Warner’s growing focus on privacy concerns led to a clash with Schumer, who confronted Warner in July, The Times reported this week, warning him to back off Facebook.
Justin Goodman, a spokesman for Schumer, said Schumer “worried that Facebook would bow to pressure from Republicans, who oppose the purging of the fake accounts and bots, and has urged Warner and the Senate Intelligence Committee to make this the priority in their ongoing investigation of the company.”
Warner has continued to press Silicon Valley about privacy. In August, he issued a white paper outlining ways to rein in Big Tech, including passing privacy laws like those enacted in Europe this year, and making social media platforms liable for defamatory content.
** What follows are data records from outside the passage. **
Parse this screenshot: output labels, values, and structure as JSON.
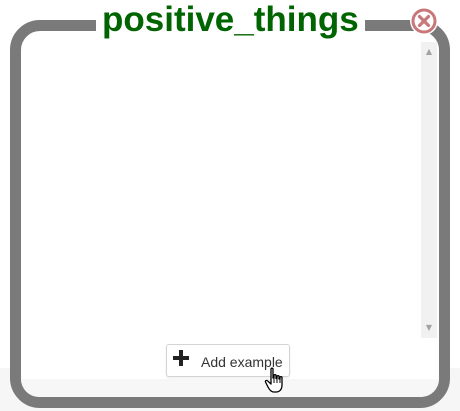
{
  "panel": {
    "title": "positive_things",
    "title_color": "#006400",
    "frame_color": "#7a7a7a"
  },
  "close_button": {
    "icon": "close-circle-icon",
    "color": "#c87878"
  },
  "scrollbar": {
    "up_arrow": "▲",
    "down_arrow": "▼"
  },
  "add_button": {
    "icon": "plus-icon",
    "label": "Add example"
  },
  "cursor": {
    "icon": "hand-pointer-cursor-icon"
  }
}
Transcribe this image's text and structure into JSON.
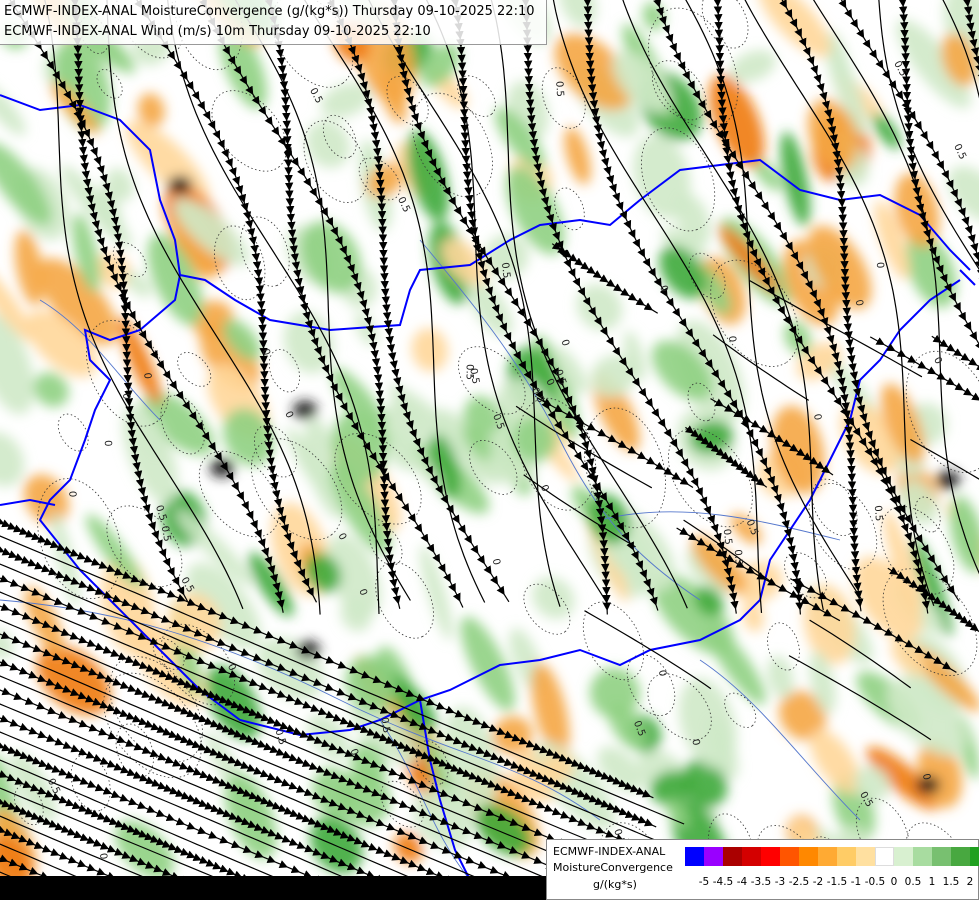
{
  "titles": {
    "line1": "ECMWF-INDEX-ANAL MoistureConvergence (g/(kg*s)) Thursday 09-10-2025 22:10",
    "line2": "ECMWF-INDEX-ANAL Wind (m/s) 10m Thursday 09-10-2025 22:10"
  },
  "legend": {
    "title1": "ECMWF-INDEX-ANAL",
    "title2": "MoistureConvergence",
    "unit": "g/(kg*s)",
    "colors": [
      "#0000ff",
      "#9900ff",
      "#aa0000",
      "#d40000",
      "#ff0000",
      "#ff5500",
      "#ff8800",
      "#ffaa33",
      "#ffcc66",
      "#ffe0a0",
      "#ffffff",
      "#d8f0d0",
      "#a8dca0",
      "#78c070",
      "#48a840",
      "#20a020"
    ],
    "ticks": [
      "-5",
      "-4.5",
      "-4",
      "-3.5",
      "-3",
      "-2.5",
      "-2",
      "-1.5",
      "-1",
      "-0.5",
      "0",
      "0.5",
      "1",
      "1.5",
      "2"
    ]
  },
  "map": {
    "contour_labels": [
      "0",
      "0.5",
      "-0.5"
    ],
    "colors": {
      "border": "#0000ff",
      "river": "#5577cc",
      "streamline": "#000000",
      "convergence_light": "#cfe9c8",
      "convergence_mid": "#8fd082",
      "convergence_strong": "#3faa3a",
      "divergence_light": "#ffd79a",
      "divergence_mid": "#f5a642",
      "divergence_strong": "#f07a10"
    }
  }
}
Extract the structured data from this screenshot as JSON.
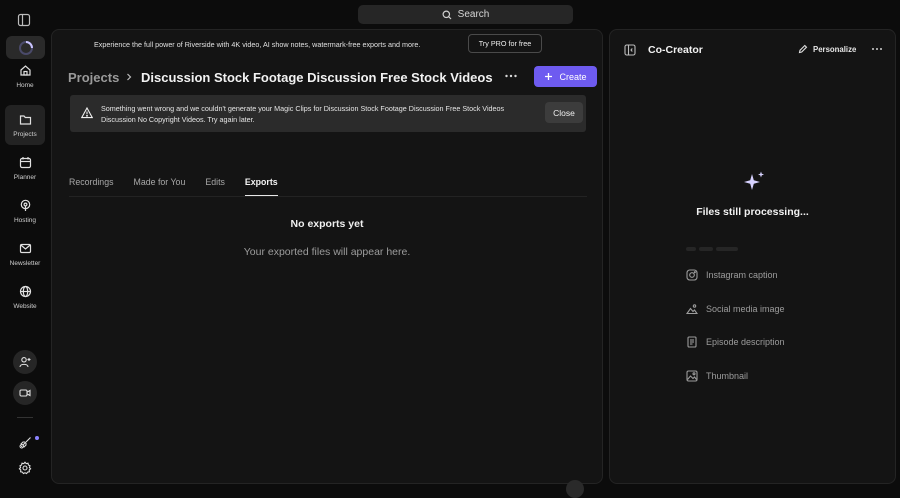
{
  "search": {
    "label": "Search"
  },
  "sidebar": {
    "items": [
      {
        "label": "Home",
        "icon": "home-icon"
      },
      {
        "label": "Projects",
        "icon": "folder-icon"
      },
      {
        "label": "Planner",
        "icon": "calendar-icon"
      },
      {
        "label": "Hosting",
        "icon": "podcast-icon"
      },
      {
        "label": "Newsletter",
        "icon": "mail-icon"
      },
      {
        "label": "Website",
        "icon": "globe-icon"
      }
    ]
  },
  "promo": {
    "text": "Experience the full power of Riverside with 4K video, AI show notes, watermark-free exports and more.",
    "cta": "Try PRO for free"
  },
  "header": {
    "breadcrumb_root": "Projects",
    "title": "Discussion Stock Footage Discussion Free Stock Videos Discussion No Copyright Videos",
    "create_label": "Create"
  },
  "alert": {
    "message": "Something went wrong and we couldn't generate your Magic Clips for Discussion Stock Footage Discussion Free Stock Videos Discussion No Copyright Videos. Try again later.",
    "close_label": "Close"
  },
  "tabs": [
    {
      "label": "Recordings",
      "active": false
    },
    {
      "label": "Made for You",
      "active": false
    },
    {
      "label": "Edits",
      "active": false
    },
    {
      "label": "Exports",
      "active": true
    }
  ],
  "empty_state": {
    "title": "No exports yet",
    "subtitle": "Your exported files will appear here."
  },
  "cocreator": {
    "title": "Co-Creator",
    "personalize_label": "Personalize",
    "status": "Files still processing...",
    "outputs": [
      {
        "label": "Instagram caption",
        "icon": "instagram-icon"
      },
      {
        "label": "Social media image",
        "icon": "image-icon"
      },
      {
        "label": "Episode description",
        "icon": "document-icon"
      },
      {
        "label": "Thumbnail",
        "icon": "thumbnail-icon"
      }
    ]
  },
  "colors": {
    "accent": "#6e5bf0",
    "background": "#0c0c0c",
    "panel": "#141414"
  }
}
“It’s important for Facebook to recognize that this isn’t a public relations problem — it’s a fundamental challenge for the platform and their business model,” Warner said.
Facebook previously signaled that it was ready to work with Warner and others in Congress on new regulation. Yet at the same time, Facebook turned to a conservative opposition research firm that sought to undermine detractors by publicizing financial links to Soros, a harsh critic of both Facebook and Google.
The revelations angered Democrats, who accused Facebook of tapping into anti-Semitic conspiracy theories about Soros — the very kind of propaganda the company has claimed to be battling. Facebook has denied that the effort was anti-Semitic.
“Their mantra has been, ‘We’re different, we’re special, we’re tech, all we do is good,’” said Sen. Richard Blumenthal, D-Conn., the ranking member of the Senate subcommittee that oversees consumer protection and data security. “We’ve come to find out, very graphically, that they do a lot of harm, and in fact they cover up the harm they do.”
He added, “Tech is now like every other industry, in my view.”